I can vividly remember when I published an article on 10 things you need to know about Giroud, after he had completed his move from Montpellier in June 2012. 12 months on, let’s see if he ticked all the boxes in that article.
- He’s a massive threat in the air – He proved this all season long supporting the team from set pieces defensively as well as scoring some goals with his head (Liverpool and Fulham)
- He’s a classic target man – Holding up play, flick-ons, bringing others to the game, through balls and aerial duels were part and parcel of Giroud’s game last season.
- He’s not injury prone – Out of 38 available Premier League games, Giroud missed three through a red card. He was an ever-present figure this season and his 47 appearances throughout the campaign is a testament of that.
- He has his fair share of silverware – *coughs profusely* He won that in Montpellier
- He’s close friends with Koscielny – You don’t need any soothsayer to tell you that
- He’s highly rated by Wenger – The boss spoke about him in volumes and hopes for more next season.
- He’s on Twitter – You can follow him @_OlivierGiroud_
- He fits into Arsenal’s style of play – Check!
- He offers Arsenal options in attack – Every fan saw how the attack crumbled following Giroud’s red card against Fulham.
- He worked his way to the top – Grenoble – Istres – Tours – Montpellier – Arsenal…do the math.
Despite checking all these boxes and adding 17 goals to his name, Giroud struggled for form this season in patches and his record against the top four sides was quite disappointing. I don’t even want to start with the glaring misses. A decent season but he could do with some competition up front.
Theo Walcott: 43 Apps, 21 Goals, 17 Assists
I would describe Theo Walcott as fine wine – getting better with each passing season. Arsenal’s top goalscorer, Theo Walcott, will look back to last season with a keen sense of pride. With Robin van Persie departing for greener pastures, Arsenal needed some players to step their games up and in all fairness, Walcott fell into that category.

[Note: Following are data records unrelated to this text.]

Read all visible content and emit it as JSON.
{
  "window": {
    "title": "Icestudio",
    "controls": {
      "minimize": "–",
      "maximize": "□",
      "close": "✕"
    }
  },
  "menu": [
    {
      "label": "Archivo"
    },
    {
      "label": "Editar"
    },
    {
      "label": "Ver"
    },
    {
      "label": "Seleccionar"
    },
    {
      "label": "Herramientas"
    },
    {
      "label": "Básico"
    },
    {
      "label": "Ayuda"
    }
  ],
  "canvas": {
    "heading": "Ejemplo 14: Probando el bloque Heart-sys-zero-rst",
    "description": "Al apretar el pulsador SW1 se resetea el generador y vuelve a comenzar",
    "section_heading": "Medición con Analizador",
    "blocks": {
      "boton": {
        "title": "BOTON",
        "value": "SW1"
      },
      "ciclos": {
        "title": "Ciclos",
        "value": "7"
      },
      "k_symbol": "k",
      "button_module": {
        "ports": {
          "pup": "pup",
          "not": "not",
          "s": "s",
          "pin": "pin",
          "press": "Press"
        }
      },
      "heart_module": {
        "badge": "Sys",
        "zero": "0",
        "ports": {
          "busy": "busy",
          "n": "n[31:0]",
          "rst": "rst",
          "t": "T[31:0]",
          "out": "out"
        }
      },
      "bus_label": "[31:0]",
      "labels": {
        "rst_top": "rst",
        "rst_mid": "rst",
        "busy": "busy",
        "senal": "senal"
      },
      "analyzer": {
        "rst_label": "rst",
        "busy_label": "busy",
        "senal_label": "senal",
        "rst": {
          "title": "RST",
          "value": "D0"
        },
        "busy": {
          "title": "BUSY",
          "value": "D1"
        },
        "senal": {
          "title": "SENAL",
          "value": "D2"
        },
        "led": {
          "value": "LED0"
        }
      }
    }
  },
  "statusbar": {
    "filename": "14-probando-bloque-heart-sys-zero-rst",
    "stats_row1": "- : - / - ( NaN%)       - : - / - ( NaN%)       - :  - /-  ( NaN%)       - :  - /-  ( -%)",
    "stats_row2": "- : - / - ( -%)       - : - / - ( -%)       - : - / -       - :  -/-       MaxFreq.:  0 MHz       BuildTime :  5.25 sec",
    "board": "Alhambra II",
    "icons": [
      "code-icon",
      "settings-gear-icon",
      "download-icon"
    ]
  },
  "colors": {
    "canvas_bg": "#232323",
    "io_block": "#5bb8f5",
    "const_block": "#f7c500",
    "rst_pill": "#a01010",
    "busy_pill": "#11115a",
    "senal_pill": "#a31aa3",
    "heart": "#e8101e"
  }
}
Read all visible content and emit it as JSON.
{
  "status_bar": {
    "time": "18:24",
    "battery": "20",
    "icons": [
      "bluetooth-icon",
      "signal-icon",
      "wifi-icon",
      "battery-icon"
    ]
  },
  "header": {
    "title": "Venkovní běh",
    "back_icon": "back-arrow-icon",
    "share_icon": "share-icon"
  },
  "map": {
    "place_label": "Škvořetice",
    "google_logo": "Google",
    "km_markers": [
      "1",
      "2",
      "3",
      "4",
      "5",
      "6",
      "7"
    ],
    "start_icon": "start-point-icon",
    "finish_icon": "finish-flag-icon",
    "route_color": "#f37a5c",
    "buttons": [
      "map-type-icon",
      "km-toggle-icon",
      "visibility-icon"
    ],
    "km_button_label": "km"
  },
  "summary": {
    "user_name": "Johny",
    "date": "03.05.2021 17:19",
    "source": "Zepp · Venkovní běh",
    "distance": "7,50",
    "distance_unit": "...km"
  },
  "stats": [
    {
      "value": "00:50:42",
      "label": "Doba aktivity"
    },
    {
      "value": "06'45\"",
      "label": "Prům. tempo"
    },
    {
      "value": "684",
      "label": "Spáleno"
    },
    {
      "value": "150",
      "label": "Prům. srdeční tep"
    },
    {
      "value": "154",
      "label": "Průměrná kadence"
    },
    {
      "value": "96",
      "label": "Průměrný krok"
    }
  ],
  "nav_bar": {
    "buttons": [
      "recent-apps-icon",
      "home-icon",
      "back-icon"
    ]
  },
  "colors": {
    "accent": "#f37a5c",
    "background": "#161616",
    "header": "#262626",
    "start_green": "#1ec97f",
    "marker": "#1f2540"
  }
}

The entertaining, enthralling and epic encounter between Reading and Arsenal in the Capital One cup would go down as one of the most pulsating matches in English football history but Walcott placed his mark on that fixture, scoring a stunning hat-trick. There was the brace against Coventry and a consistent run of goals in the course of the season, but when Walcott was deployed as a center forward against Newcastle in December, he rewarded his manager with another scintillating hat-trick.
Some may label the forward as a one-trick pony but Walcott’s efficiency in front of goal has been very clinical and the nature of his goals last season is a testament of these claims.
He opened his goalscoring account in the rout against Southampton before scoring a Thierry Henry-esque goal as well as another in the Coventry romp. He scored a decisive goal in the away victory over West Ham and followed it up with a scintillating hat-trick against Reading. The goals kept piling up as he opened the scoring against Schalke, got in on the act in the North London Derby and opened the scoring against Everton. There was still time for another goal against Reading before another hat-trick against Newcastle.
His hot streak continued against Chelsea, West Ham, Brighton and Liverpool then his goal-scoring dried up as he failed to record a single goal in February and March. At the tail end of April, he scored Manchester United before hitting the 20-goal mark against Queens Park Rangers. His final goal against Wigan contributed to their relegation.
However, Walcott struggled a bit when he was deployed as a center forward at Giroud’s expense last winter. His height was clearly an issue as he offered no threat from the air and wasn’t able to bring his teammate’s into the game with nice flicks and linkup moves.
The issue of his contract was also a very big thorn in Arsenal’s flesh but I’m glad he ‘signed da ting’. Overall, this has been a great campaign for Walcott and I certainly hopes his builds on it because he’s one of the central figures at the club right about now.
This is where the curtain closes on this series. I hope you enjoyed reading the articles as much as I enjoyed writing them. Thanks for reading and feel free to share your views on my ratings in the comments section below.